===== Records supplied

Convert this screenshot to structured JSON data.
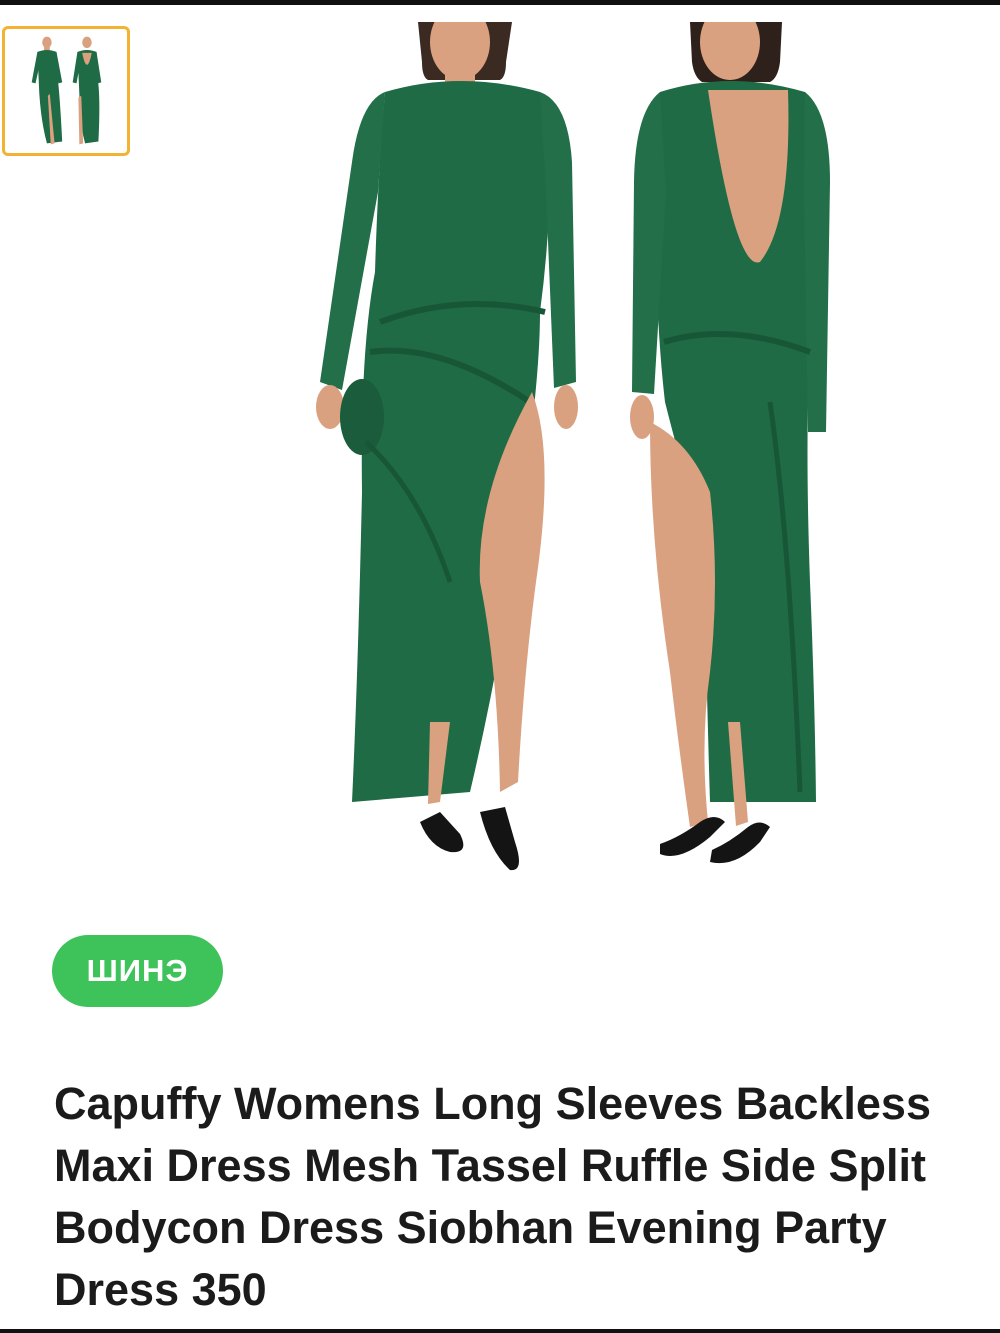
{
  "product": {
    "badge_label": "ШИНЭ",
    "title": "Capuffy Womens Long Sleeves Backless Maxi Dress Mesh Tassel Ruffle Side Split Bodycon Dress Siobhan Evening Party Dress 350"
  },
  "gallery": {
    "selected_index": 0,
    "thumbnail_count": 1
  },
  "colors": {
    "dress_green": "#1f6b45",
    "badge_green": "#3ec25a",
    "thumb_border": "#f2b233",
    "skin": "#d9a17f"
  }
}
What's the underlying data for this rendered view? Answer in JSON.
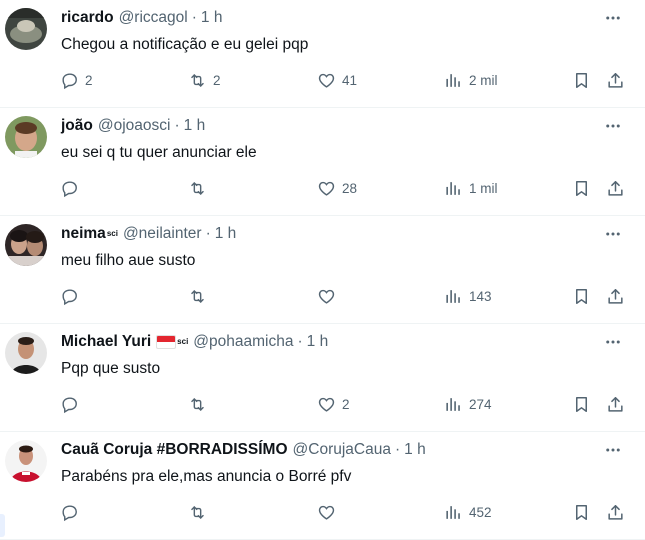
{
  "tweets": [
    {
      "name": "ricardo",
      "handle": "@riccagol",
      "time": "1 h",
      "text": "Chegou a notificação e eu gelei pqp",
      "replies": "2",
      "retweets": "2",
      "likes": "41",
      "views": "2 mil",
      "avatar_color": "#4a4f4a"
    },
    {
      "name": "joão",
      "handle": "@ojoaosci",
      "time": "1 h",
      "text": "eu sei q tu quer anunciar ele",
      "replies": "",
      "retweets": "",
      "likes": "28",
      "views": "1 mil",
      "avatar_color": "#6e8a55"
    },
    {
      "name": "neima",
      "name_badge": "sci",
      "handle": "@neilainter",
      "time": "1 h",
      "text": "meu filho aue susto",
      "replies": "",
      "retweets": "",
      "likes": "",
      "views": "143",
      "avatar_color": "#3b3030"
    },
    {
      "name": "Michael Yuri",
      "name_badge": "sci",
      "handle": "@pohaamicha",
      "time": "1 h",
      "text": "Pqp que susto",
      "replies": "",
      "retweets": "",
      "likes": "2",
      "views": "274",
      "avatar_color": "#d9d9d9"
    },
    {
      "name": "Cauã Coruja #BORRADISSÍMO",
      "handle": "@CorujaCaua",
      "time": "1 h",
      "text": "Parabéns pra ele,mas anuncia o Borré pfv",
      "replies": "",
      "retweets": "",
      "likes": "",
      "views": "452",
      "avatar_color": "#c8102e"
    }
  ],
  "separator": "·",
  "icons": {
    "reply": "reply-icon",
    "retweet": "retweet-icon",
    "like": "heart-icon",
    "views": "views-icon",
    "bookmark": "bookmark-icon",
    "share": "share-icon",
    "more": "more-icon"
  },
  "colors": {
    "text": "#0f1419",
    "secondary": "#536471",
    "divider": "#eff3f4"
  }
}
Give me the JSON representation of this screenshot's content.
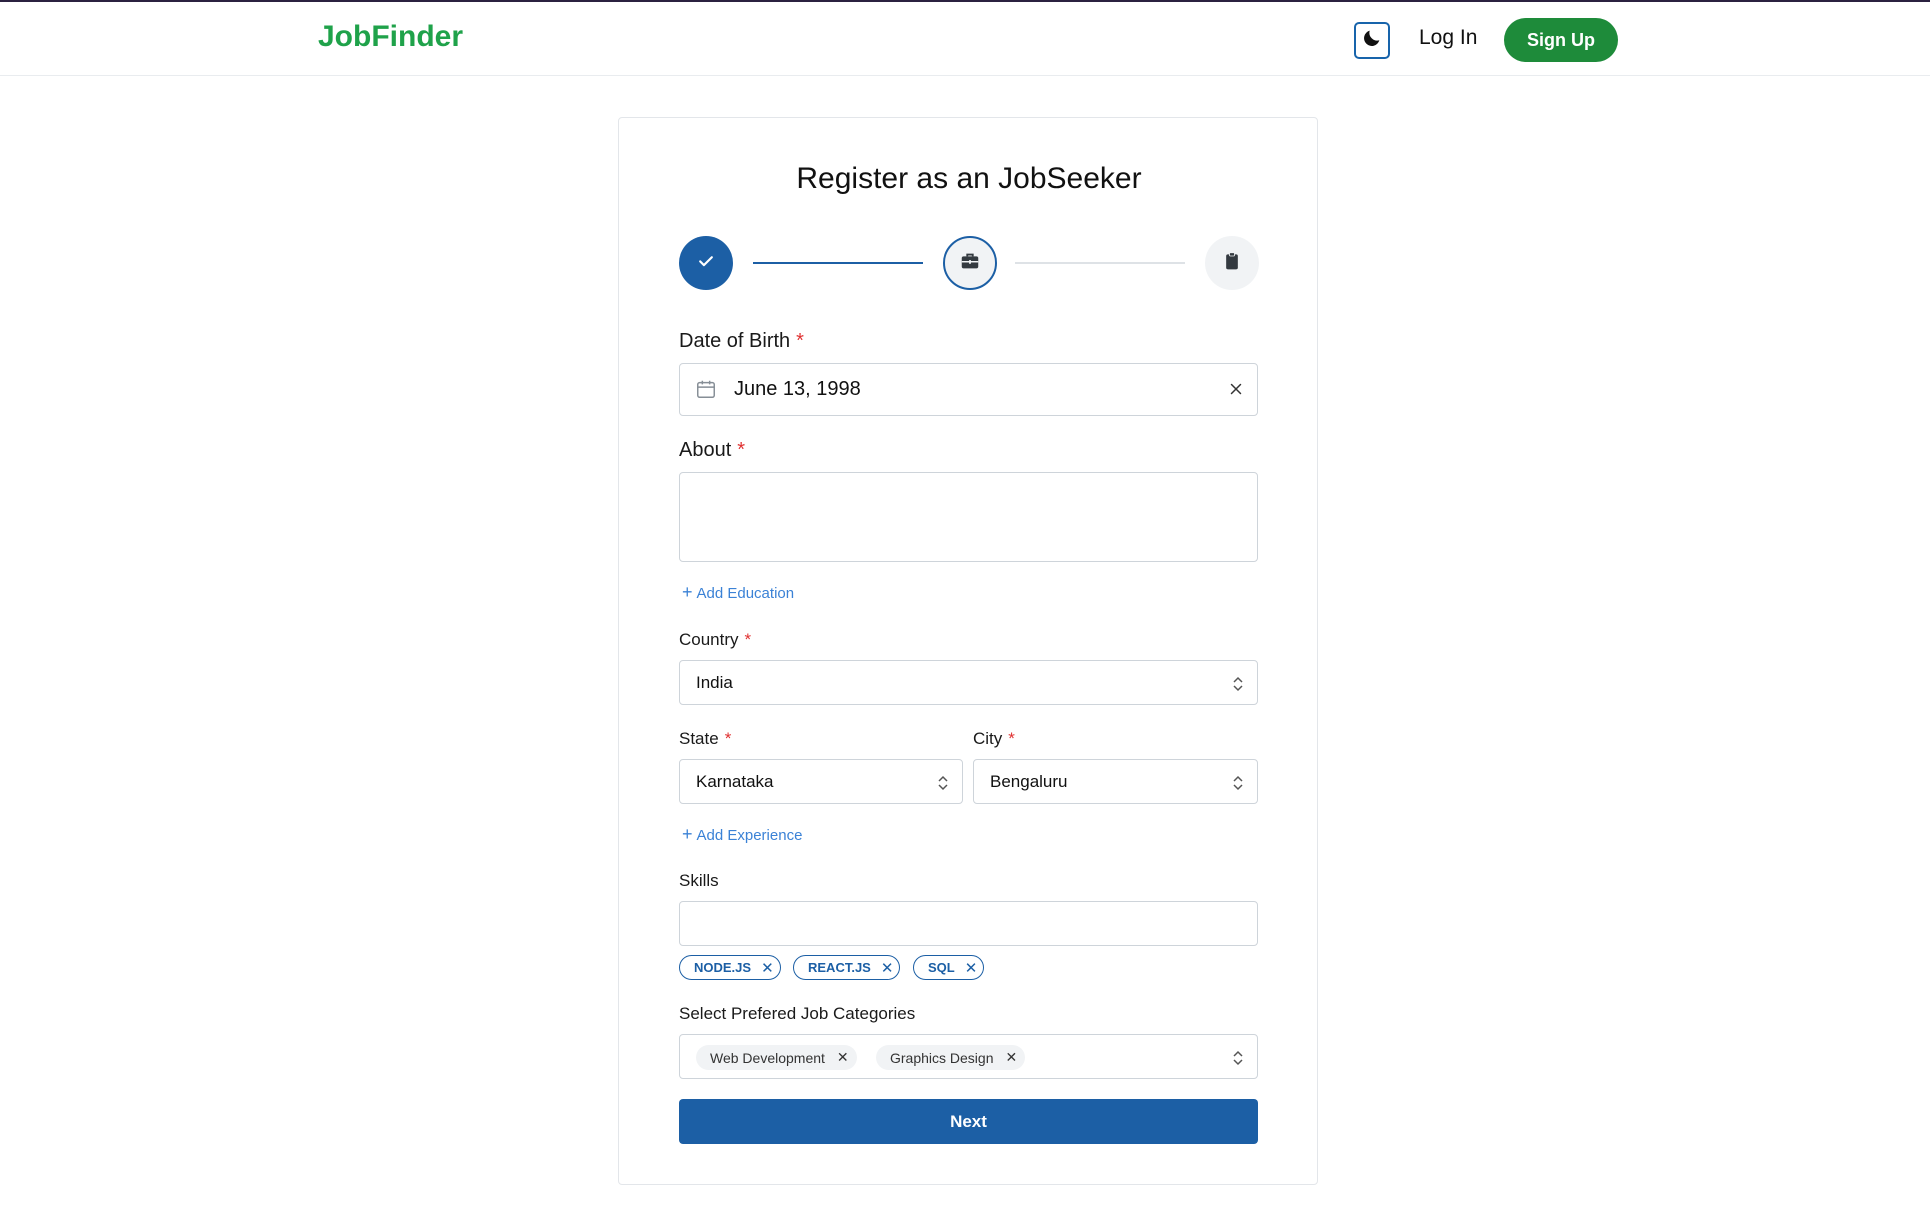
{
  "header": {
    "logo": "JobFinder",
    "login_label": "Log In",
    "signup_label": "Sign Up",
    "theme_icon": "moon-icon"
  },
  "form": {
    "title": "Register as an JobSeeker",
    "steps": [
      {
        "icon": "check-icon",
        "state": "completed"
      },
      {
        "icon": "briefcase-icon",
        "state": "active"
      },
      {
        "icon": "clipboard-icon",
        "state": "pending"
      }
    ],
    "dob": {
      "label": "Date of Birth",
      "required_mark": "*",
      "value": "June 13, 1998"
    },
    "about": {
      "label": "About",
      "required_mark": "*",
      "value": ""
    },
    "add_education": "Add Education",
    "country": {
      "label": "Country",
      "required_mark": "*",
      "value": "India"
    },
    "state": {
      "label": "State",
      "required_mark": "*",
      "value": "Karnataka"
    },
    "city": {
      "label": "City",
      "required_mark": "*",
      "value": "Bengaluru"
    },
    "add_experience": "Add Experience",
    "skills": {
      "label": "Skills",
      "value": "",
      "tags": [
        "NODE.JS",
        "REACT.JS",
        "SQL"
      ]
    },
    "categories": {
      "label": "Select Prefered Job Categories",
      "selected": [
        "Web Development",
        "Graphics Design"
      ]
    },
    "next_label": "Next"
  },
  "colors": {
    "brand_green": "#1fa24a",
    "signup_green": "#1e8b3a",
    "primary_blue": "#1c5fa5",
    "link_blue": "#3b82d6",
    "required_red": "#e03131"
  }
}
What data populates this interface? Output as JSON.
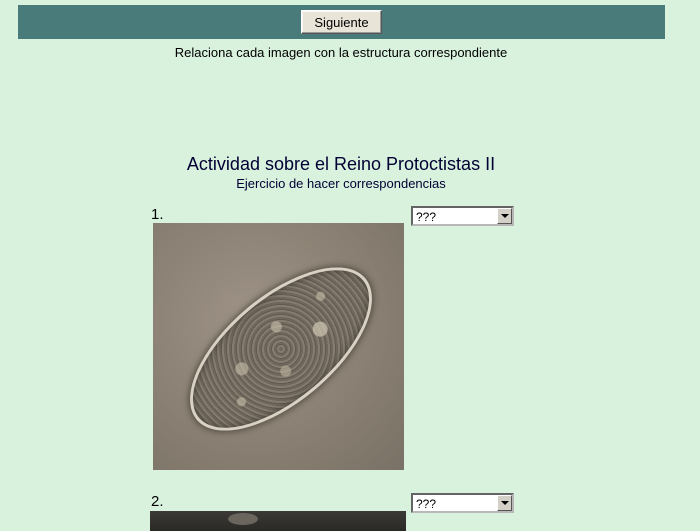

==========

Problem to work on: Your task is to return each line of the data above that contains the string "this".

Reply:
Convert this screenshot to structured JSON data.
What's the underlying data for this rendered view? Answer in JSON.
Give me the JSON representation of this screenshot's content.
What data populates this interface? Output as JSON.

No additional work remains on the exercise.